Which lines of the data contain the string "المدن"? Show each of them.
------------------------------------------------------------------------
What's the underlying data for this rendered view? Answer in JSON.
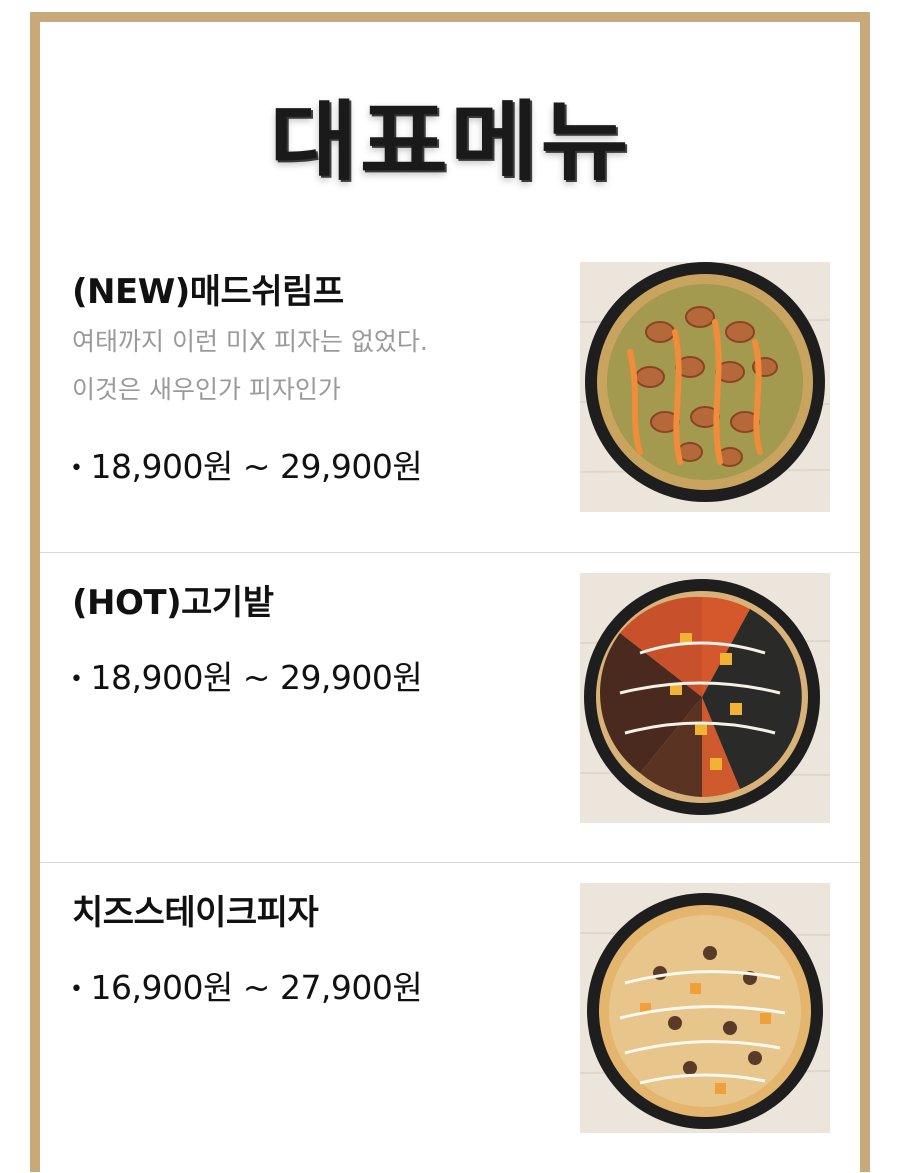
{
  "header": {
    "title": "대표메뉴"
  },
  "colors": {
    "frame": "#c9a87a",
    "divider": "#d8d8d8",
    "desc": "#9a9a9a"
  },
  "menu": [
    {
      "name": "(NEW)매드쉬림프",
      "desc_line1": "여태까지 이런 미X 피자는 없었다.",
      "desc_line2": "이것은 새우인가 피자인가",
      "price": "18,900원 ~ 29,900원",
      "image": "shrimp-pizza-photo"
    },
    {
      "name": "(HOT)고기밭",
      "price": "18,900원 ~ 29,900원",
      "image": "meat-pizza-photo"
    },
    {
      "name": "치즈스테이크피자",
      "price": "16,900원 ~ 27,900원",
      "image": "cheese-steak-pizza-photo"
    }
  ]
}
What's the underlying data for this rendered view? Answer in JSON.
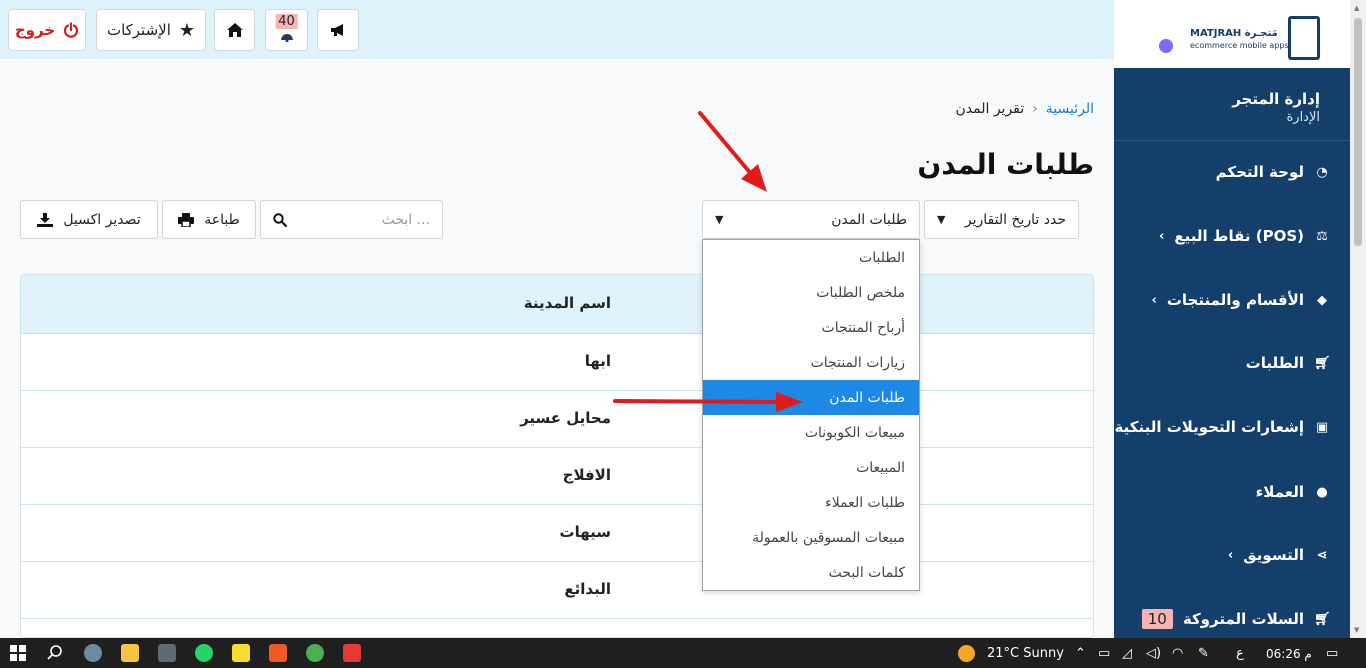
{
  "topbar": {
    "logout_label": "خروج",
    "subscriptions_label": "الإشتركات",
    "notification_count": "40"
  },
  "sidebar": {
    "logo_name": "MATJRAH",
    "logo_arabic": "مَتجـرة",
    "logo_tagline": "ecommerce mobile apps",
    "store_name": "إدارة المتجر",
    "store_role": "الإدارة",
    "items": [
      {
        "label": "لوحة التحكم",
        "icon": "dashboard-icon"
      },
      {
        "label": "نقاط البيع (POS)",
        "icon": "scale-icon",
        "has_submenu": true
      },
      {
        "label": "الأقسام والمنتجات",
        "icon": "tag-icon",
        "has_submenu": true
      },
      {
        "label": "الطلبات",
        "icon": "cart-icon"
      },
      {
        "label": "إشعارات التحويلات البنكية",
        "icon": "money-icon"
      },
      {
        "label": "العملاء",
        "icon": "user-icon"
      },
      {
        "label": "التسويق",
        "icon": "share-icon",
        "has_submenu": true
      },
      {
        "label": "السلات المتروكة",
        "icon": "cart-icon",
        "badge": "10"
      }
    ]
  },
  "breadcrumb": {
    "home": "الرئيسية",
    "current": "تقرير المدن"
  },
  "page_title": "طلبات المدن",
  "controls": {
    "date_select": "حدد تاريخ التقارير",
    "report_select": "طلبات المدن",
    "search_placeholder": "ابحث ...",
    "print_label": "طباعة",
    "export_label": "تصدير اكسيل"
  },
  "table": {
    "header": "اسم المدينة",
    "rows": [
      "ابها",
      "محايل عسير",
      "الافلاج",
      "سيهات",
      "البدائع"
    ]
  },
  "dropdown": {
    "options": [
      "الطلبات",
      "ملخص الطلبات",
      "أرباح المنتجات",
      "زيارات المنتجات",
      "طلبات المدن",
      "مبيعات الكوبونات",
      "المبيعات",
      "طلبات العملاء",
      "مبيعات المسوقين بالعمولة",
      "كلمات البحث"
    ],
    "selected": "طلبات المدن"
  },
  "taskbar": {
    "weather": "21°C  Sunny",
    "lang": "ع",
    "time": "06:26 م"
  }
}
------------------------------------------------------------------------
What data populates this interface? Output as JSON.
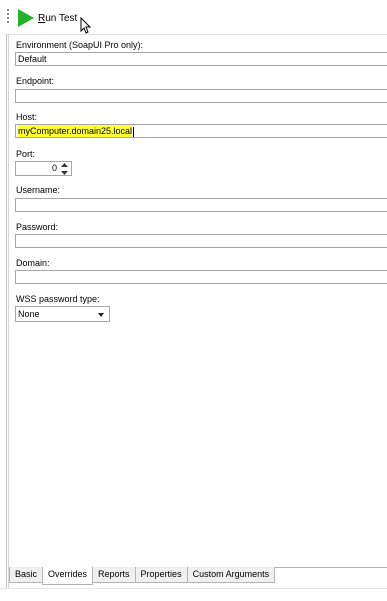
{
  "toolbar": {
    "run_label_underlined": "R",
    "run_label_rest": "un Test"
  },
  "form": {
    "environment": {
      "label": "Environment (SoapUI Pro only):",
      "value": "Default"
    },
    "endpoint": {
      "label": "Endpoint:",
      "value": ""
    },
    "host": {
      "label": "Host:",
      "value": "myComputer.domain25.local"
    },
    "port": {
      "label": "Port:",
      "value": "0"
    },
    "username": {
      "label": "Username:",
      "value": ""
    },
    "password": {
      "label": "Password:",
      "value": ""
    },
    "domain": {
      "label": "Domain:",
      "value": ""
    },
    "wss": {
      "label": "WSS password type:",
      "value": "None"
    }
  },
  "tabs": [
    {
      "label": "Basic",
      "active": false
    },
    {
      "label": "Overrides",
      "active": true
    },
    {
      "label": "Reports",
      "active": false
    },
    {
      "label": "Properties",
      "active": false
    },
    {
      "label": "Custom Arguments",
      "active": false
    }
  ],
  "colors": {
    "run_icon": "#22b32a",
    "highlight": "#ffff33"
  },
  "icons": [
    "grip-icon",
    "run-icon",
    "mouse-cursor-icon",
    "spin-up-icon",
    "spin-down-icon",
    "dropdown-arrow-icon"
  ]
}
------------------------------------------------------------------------
Problem solution —
    "current": "تقرير المدن"
  "page_title": "طلبات المدن",
    "report_select": "طلبات المدن",
      "طلبات المدن",
    "selected": "طلبات المدن"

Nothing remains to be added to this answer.